**Problem statement:**
Could you copy out every line of the data where the word "letter" occurs?
[Extracted information — start]
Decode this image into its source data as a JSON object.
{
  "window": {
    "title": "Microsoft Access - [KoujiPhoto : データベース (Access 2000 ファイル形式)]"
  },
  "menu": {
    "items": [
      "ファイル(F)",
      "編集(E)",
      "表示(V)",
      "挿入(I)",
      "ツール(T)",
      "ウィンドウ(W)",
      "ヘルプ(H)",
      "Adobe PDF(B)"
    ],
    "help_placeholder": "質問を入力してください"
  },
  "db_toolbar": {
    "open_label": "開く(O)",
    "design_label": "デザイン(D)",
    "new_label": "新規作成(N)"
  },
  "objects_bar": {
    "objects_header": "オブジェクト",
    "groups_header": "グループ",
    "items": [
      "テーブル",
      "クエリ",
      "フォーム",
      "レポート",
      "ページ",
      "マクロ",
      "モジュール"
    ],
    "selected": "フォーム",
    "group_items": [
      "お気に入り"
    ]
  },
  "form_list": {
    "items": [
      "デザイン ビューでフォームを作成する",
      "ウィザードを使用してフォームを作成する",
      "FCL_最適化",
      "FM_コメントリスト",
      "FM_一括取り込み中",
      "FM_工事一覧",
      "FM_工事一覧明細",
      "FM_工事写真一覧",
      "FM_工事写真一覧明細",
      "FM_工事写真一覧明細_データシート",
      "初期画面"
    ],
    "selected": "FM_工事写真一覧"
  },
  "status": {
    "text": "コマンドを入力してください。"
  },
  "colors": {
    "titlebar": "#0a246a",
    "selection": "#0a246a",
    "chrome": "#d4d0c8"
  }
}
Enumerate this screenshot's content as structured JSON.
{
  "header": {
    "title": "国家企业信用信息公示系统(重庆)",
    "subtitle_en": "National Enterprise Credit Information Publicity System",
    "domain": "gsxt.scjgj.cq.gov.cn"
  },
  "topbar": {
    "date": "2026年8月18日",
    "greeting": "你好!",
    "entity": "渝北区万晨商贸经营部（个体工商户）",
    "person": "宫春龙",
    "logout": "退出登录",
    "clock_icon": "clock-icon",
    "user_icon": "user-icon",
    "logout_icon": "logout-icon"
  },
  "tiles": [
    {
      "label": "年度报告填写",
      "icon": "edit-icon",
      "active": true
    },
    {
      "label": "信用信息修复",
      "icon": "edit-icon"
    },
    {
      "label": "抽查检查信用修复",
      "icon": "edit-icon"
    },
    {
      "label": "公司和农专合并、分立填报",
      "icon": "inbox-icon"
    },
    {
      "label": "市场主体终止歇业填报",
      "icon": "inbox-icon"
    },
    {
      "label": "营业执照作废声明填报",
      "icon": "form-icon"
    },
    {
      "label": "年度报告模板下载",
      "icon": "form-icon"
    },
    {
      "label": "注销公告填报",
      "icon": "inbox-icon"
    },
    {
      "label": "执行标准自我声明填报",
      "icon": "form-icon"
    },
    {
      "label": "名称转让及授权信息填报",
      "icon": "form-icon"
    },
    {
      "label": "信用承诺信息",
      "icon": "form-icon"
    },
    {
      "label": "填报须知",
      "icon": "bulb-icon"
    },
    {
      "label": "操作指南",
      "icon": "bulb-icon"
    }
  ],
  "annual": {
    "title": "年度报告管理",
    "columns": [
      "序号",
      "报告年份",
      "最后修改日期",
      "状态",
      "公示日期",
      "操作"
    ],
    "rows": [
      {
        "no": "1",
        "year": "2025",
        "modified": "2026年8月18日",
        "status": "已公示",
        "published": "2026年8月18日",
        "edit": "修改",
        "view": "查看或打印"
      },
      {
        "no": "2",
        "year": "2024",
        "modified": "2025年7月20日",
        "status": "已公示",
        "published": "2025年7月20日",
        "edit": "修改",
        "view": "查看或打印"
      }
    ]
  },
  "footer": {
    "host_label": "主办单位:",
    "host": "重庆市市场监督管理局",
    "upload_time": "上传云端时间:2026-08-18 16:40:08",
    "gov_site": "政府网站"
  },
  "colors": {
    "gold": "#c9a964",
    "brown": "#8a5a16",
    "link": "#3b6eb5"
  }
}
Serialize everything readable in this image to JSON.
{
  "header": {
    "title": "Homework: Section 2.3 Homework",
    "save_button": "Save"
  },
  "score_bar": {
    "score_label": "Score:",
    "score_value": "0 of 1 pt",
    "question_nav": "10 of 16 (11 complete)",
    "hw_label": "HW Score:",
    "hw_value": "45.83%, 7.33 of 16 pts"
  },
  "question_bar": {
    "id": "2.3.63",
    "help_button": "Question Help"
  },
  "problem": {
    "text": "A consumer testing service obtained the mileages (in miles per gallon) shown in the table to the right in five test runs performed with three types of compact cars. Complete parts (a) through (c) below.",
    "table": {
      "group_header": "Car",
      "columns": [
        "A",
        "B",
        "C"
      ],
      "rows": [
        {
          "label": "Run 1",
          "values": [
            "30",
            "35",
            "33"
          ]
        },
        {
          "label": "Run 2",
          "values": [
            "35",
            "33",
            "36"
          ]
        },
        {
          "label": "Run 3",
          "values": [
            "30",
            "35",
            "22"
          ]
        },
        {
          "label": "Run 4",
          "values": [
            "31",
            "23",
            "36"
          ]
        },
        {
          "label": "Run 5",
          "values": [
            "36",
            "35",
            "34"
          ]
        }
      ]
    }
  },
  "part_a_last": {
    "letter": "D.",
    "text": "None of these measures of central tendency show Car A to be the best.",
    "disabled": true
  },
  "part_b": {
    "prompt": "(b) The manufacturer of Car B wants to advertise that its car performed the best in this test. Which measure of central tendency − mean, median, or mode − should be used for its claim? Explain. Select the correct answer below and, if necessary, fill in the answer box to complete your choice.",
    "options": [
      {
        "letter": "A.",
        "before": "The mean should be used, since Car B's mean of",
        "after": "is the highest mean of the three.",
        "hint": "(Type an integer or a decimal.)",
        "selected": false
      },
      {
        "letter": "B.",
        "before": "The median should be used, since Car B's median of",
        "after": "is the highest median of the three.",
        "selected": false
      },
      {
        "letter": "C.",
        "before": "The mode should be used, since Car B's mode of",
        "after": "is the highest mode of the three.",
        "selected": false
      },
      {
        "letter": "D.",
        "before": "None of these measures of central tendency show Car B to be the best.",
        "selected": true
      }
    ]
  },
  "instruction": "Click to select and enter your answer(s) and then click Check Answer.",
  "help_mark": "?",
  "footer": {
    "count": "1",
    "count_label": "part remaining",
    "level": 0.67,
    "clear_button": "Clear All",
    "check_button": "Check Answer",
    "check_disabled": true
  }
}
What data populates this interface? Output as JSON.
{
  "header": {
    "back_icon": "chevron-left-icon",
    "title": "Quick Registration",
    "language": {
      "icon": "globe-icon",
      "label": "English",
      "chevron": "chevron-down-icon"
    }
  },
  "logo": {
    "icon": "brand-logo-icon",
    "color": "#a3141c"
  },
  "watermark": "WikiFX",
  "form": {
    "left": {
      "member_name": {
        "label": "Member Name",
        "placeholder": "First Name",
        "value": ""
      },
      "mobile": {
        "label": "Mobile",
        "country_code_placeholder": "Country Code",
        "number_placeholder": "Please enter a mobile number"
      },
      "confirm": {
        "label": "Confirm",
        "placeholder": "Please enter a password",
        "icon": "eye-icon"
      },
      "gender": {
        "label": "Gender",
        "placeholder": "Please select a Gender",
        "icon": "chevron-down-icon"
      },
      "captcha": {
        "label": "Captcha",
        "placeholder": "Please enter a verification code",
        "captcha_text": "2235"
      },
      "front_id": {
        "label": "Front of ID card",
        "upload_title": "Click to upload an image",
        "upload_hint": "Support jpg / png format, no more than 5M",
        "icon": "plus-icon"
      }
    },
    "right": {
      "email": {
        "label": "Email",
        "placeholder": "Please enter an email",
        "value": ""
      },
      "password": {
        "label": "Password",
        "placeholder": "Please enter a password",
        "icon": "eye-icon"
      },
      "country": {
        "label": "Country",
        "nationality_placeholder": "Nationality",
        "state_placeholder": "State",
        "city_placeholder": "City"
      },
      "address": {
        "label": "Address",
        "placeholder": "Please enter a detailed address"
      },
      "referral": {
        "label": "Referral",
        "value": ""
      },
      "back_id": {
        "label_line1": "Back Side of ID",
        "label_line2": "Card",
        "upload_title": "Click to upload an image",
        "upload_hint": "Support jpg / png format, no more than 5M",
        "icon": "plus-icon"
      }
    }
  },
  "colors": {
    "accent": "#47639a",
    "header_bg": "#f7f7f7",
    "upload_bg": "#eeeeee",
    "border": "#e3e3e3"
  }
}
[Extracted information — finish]
**Solution to this problem:**
    "letter": "D.",
        "letter": "A.",
        "letter": "B.",
        "letter": "C.",
        "letter": "D.",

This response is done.